From the West Coast of the United States to Canada, from Russia’s Siberia to Europe’s Rhineland, the past months have seen a series of extreme weather events — including abnormally high temperatures, forest fires and deadly flooding claiming the lives of hundreds of people.
In Canada, the coroner of British Columbia reported earlier this month that at least 486 sudden and unexpected deaths in a five-day period were mostly seniors living in unventilated homes who succumbed to heat exposure. A normal five-day period would see 165 unexpected deaths, she said.
Scientists are attributing the extreme weather to climate change and a series of recent studies warns more is to come.
Climatologists say it is a misnomer to dub what the world is seeing now "freak weather," rather it is the unfolding of what they have been warning about — that rising carbon emissions lead to global warming and more extreme weather in the form of droughts, floods, heatwaves and storms. It is the new weather norm.
German climatologist Dieter Gerten told National Geographic that the increase in "extreme events" is "something we’ve seen in climate model projections." He was, however, still shocked by the scale of the flooding in Germany, where his hometown of Oberkail was also affected.
"I am surprised by how far it is above the previous record," Gerten, a professor of global change climatology and hydrology at the Potsdam Institute for Climate Impact Research, said.
Computer models suggest records will be broken much more frequently and in more places around the globe.
"This is the new normal," Johannes Quaas, a meteorologist at Germany’s Leipzig University, told local reporters this week in remote briefings.
While scientists are assessing how much of the extreme weather can be attributed to climate change, a string of so-called rapid attribution studies point to global warming as a major contributor. Such studies compare real-time data with models simulating the absence of carbon emissions.
A recent rapid attribution study by Friederike Otto of the University of Oxford suggested the deadly heatwave in the Pacific Northwest of the United States and Canada was "virtually impossible without human-caused climate change."
"Our results provide a strong warning: our rapidly warming climate is bringing us into uncharted territory that has significant consequences for health, wellbeing and livelihoods," the study concluded.
Aside from the cost in human lives, the extreme weather will have severe financial costs. By 2100, European flood damage could cost as much as $60 billion annually, if emissions are not significantly restrained and if little is done to prepare for floods and heatwaves, according to the Joint Research Center, the science and knowledge service of the European Union.
Scientists say more must be done to build up resilience.
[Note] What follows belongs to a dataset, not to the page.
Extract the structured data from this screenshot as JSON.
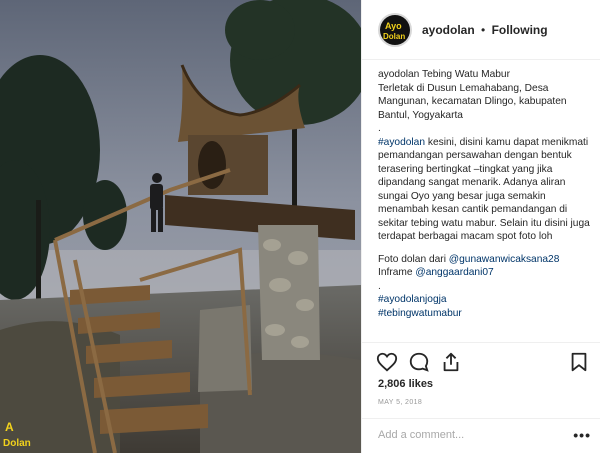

In terms of the flooding in Germany and neighboring countries, for example, planners will need not only to focus on major rivers such as the Rhine and the Meuse, which rises in France and flows through Belgium and the Netherlands into the North Sea, but also on their tributaries.
German Bundeswehr soldiers help to clean up the debris following heavy rainfalls, in Bad Muenstereifel, North Rhine-Westphalia state, Germany, July 21, 2021.
With the storms in northern Europe, the West Coast of the United States and Canada struck by the most extreme heatwave on record, Siberia hit by raging forest fires and China flooded, pressure is mounting for November’s United Nations Climate Change Conference in Glasgow, or COP26, to mark a major increase in global efforts to curb carbon emissions.
U.S. climate envoy John Kerry this week warned COP26 would be a "pivotal moment" in a "decisive year" for climate action.
In an impassioned speech midweek in London, he urged all large economies to come forward with new plans to cut emissions.
"The climate crisis is the test of our own times and, while it may be unfolding in slow motion to some, this test is as acute and as existential as any previous one. Time is running out," he said.
He singled out China, the biggest emitter of greenhouse gases, urging it to be far tougher with its plans to reduce emissions.
"It’s imperative that we and China, and the rest of the world, are pulling in the same direction on this critical effort," he said.
Chinese President Xi Jinping has pledged to reach zero carbon emissions by 2060, but climate critics note that the Chinese government is reluctant to link the country’s extreme weather with global warming, and Beijing has not detailed how it plans to meet its targets.